## Activity:
Return only those lines of the records below in which "screenshot" appears.

## Record excerpts:
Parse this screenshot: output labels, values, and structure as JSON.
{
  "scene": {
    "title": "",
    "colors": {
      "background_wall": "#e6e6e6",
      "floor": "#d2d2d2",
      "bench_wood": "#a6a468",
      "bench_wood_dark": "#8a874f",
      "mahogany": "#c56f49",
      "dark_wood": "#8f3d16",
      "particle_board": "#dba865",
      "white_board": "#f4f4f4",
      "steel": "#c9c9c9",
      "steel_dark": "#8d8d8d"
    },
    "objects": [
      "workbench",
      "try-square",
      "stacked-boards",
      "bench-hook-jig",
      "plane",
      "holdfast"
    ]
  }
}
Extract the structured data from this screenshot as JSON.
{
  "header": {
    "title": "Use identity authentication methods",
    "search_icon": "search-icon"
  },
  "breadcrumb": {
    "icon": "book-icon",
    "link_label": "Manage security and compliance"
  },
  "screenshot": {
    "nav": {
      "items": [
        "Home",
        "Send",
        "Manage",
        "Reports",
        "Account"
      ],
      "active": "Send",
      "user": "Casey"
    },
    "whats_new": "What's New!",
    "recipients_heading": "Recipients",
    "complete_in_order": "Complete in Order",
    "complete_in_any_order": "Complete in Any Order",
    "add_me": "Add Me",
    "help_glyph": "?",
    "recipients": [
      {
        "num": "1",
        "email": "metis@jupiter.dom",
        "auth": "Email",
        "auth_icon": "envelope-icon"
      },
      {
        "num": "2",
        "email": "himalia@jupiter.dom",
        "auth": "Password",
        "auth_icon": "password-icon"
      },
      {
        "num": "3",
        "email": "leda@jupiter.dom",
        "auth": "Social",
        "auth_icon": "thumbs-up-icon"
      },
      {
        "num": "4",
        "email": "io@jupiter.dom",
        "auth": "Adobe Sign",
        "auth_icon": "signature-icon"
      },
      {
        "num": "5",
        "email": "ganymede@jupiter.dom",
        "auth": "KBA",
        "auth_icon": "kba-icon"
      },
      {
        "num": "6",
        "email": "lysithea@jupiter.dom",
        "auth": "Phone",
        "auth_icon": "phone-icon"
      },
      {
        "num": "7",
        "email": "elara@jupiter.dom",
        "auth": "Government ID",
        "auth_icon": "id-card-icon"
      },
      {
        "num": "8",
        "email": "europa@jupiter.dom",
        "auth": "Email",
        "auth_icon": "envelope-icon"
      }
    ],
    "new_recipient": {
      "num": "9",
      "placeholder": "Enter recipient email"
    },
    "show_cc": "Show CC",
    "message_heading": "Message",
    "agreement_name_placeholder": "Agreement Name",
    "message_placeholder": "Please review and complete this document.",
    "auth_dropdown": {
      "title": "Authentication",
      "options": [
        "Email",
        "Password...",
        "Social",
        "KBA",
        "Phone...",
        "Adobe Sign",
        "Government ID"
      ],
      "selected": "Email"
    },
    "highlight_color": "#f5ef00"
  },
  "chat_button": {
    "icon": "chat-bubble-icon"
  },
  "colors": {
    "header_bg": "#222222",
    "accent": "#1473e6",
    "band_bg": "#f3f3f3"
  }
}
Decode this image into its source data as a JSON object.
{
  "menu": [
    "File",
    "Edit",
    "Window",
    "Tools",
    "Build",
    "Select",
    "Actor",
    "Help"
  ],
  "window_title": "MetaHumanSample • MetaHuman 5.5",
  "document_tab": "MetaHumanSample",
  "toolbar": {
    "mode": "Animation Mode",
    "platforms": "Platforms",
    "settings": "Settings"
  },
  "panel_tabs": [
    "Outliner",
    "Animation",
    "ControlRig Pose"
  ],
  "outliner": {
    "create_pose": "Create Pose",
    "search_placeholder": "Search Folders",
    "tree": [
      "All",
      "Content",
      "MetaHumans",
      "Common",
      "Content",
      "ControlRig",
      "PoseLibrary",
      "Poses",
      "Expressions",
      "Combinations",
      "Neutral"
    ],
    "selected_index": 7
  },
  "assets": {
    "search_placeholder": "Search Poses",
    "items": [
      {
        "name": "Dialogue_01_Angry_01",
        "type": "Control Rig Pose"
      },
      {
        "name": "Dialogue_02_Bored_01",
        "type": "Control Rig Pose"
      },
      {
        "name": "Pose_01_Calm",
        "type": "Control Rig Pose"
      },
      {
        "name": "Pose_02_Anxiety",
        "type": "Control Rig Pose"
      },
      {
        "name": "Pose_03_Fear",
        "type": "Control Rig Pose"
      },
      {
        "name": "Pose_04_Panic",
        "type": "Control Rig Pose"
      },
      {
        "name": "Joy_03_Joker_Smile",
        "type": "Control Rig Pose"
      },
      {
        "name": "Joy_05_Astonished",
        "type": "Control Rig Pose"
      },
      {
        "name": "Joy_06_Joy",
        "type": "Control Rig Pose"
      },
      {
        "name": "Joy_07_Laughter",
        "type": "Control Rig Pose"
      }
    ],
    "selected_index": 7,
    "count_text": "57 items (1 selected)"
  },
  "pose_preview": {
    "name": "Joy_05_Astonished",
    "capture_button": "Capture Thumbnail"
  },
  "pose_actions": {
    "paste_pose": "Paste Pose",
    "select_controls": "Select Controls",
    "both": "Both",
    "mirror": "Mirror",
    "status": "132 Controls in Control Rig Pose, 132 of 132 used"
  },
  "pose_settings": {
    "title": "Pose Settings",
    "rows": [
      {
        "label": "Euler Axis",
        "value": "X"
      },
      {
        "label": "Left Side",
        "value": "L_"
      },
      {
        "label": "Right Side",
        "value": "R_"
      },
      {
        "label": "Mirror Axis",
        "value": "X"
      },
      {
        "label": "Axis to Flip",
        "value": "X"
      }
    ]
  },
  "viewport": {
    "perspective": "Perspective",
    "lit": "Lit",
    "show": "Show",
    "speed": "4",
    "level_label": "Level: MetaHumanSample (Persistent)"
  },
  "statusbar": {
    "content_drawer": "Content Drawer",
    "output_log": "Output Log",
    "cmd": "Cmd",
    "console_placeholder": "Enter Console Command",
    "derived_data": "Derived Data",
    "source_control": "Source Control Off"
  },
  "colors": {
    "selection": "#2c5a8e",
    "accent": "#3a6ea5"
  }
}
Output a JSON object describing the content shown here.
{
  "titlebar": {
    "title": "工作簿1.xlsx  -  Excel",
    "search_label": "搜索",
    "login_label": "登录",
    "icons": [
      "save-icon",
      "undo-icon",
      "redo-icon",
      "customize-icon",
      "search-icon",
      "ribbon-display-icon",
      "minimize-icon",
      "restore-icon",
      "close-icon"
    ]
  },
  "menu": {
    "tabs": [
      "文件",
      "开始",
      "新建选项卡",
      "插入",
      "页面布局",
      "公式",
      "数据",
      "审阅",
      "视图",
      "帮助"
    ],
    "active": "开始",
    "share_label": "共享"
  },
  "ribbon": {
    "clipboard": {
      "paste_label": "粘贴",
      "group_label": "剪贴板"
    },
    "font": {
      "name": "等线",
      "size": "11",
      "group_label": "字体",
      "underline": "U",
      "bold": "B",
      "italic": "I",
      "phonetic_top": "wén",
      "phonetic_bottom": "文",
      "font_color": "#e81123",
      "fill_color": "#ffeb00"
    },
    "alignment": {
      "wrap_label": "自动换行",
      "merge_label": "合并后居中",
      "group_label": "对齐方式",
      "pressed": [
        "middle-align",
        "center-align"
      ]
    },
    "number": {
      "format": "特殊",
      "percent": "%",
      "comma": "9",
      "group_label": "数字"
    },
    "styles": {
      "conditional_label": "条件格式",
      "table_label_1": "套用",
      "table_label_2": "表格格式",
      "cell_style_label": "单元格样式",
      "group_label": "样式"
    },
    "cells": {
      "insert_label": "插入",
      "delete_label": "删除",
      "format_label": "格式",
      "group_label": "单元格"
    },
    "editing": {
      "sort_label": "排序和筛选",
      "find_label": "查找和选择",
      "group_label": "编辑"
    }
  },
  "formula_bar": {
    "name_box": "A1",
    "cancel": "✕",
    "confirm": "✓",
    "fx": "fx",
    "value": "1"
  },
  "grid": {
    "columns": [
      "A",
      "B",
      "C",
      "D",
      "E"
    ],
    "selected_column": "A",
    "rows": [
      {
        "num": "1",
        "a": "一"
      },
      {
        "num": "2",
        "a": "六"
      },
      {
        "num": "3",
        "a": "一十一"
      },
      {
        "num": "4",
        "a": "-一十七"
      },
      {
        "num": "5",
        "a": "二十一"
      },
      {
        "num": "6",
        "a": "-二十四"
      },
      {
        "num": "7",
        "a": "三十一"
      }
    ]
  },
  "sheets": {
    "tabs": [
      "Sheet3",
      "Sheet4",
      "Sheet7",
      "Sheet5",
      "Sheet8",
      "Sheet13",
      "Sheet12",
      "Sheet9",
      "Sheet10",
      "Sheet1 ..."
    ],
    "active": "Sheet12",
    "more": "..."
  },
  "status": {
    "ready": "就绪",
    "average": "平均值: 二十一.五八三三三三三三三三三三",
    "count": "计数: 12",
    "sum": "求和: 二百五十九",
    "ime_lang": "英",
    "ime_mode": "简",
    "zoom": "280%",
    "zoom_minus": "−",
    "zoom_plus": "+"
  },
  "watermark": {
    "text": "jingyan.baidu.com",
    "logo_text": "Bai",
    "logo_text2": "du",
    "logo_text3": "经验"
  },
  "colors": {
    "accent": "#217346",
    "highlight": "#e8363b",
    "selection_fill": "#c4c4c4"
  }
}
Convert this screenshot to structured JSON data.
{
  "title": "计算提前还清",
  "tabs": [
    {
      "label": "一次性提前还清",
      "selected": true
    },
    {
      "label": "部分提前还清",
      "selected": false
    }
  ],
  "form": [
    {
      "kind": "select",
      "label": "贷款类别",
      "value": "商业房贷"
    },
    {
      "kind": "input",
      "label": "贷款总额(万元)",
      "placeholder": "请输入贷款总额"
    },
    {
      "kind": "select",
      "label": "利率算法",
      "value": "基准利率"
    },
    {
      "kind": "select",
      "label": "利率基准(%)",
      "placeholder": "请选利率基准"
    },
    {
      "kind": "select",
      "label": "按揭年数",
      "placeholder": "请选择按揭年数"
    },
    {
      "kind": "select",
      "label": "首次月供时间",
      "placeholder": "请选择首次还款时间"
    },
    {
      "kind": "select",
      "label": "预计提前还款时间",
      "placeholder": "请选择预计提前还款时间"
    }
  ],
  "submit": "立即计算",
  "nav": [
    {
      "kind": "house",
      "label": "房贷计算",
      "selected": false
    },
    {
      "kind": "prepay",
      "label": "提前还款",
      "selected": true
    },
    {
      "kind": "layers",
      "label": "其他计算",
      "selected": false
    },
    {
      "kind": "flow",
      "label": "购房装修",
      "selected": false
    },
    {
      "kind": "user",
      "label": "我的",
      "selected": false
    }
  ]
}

## Reply to the exercise:
Parse this screenshot: output labels, values, and structure as JSON.
Extract the structured data from this screenshot as JSON.
  "screenshot": {
Convert this screenshot to structured JSON data.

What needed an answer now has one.